──────── RECORDS FOR THIS EXERCISE

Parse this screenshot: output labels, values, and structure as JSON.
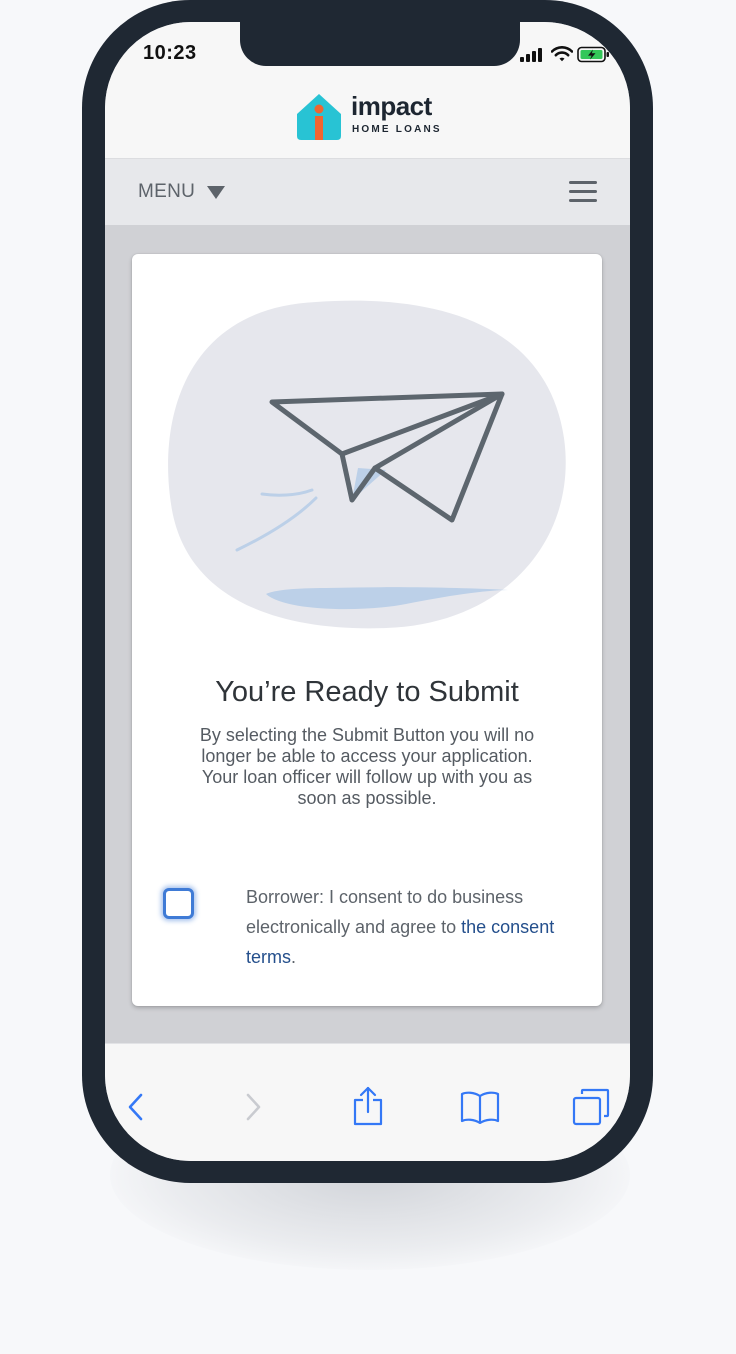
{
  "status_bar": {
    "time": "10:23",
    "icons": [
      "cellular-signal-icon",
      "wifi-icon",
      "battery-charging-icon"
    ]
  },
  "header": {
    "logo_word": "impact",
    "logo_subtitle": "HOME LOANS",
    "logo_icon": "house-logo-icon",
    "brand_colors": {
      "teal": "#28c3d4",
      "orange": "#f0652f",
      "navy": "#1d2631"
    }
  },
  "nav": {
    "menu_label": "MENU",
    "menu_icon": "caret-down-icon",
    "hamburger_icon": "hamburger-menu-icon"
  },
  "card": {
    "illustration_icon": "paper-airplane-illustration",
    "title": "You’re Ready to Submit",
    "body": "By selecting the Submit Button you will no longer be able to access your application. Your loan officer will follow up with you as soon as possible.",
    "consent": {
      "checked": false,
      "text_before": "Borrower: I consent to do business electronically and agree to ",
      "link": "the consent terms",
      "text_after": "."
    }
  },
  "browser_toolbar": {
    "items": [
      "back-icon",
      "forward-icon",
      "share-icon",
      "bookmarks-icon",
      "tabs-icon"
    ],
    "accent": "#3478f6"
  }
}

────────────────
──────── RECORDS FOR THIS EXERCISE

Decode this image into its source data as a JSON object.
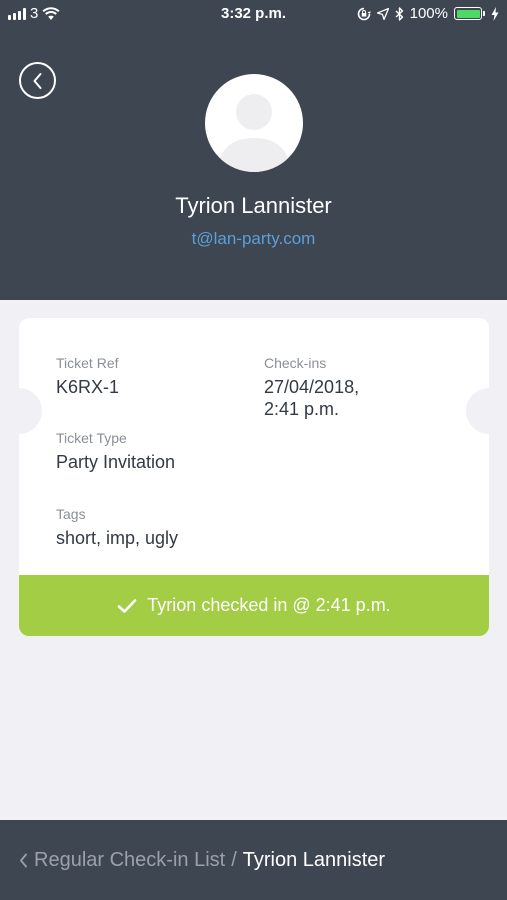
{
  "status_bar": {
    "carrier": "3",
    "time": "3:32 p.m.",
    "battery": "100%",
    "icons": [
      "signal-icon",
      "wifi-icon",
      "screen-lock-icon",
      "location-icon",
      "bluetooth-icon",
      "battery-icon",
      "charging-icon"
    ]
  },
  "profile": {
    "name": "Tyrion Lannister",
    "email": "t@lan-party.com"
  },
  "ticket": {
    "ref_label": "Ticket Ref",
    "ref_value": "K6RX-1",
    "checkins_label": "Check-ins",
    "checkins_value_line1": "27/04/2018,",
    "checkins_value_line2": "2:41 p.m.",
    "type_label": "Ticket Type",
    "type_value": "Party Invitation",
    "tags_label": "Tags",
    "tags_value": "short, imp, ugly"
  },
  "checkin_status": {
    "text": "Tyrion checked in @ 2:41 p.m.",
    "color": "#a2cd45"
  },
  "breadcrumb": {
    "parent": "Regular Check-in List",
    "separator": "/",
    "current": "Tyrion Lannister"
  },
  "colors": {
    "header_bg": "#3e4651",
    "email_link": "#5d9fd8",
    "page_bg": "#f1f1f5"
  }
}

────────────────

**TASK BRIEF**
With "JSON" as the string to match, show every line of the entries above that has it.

**WRITTEN SOLUTION**
Parse this screenshot: output labels, values, and structure as JSON.
Decode this image into its source data as a JSON object.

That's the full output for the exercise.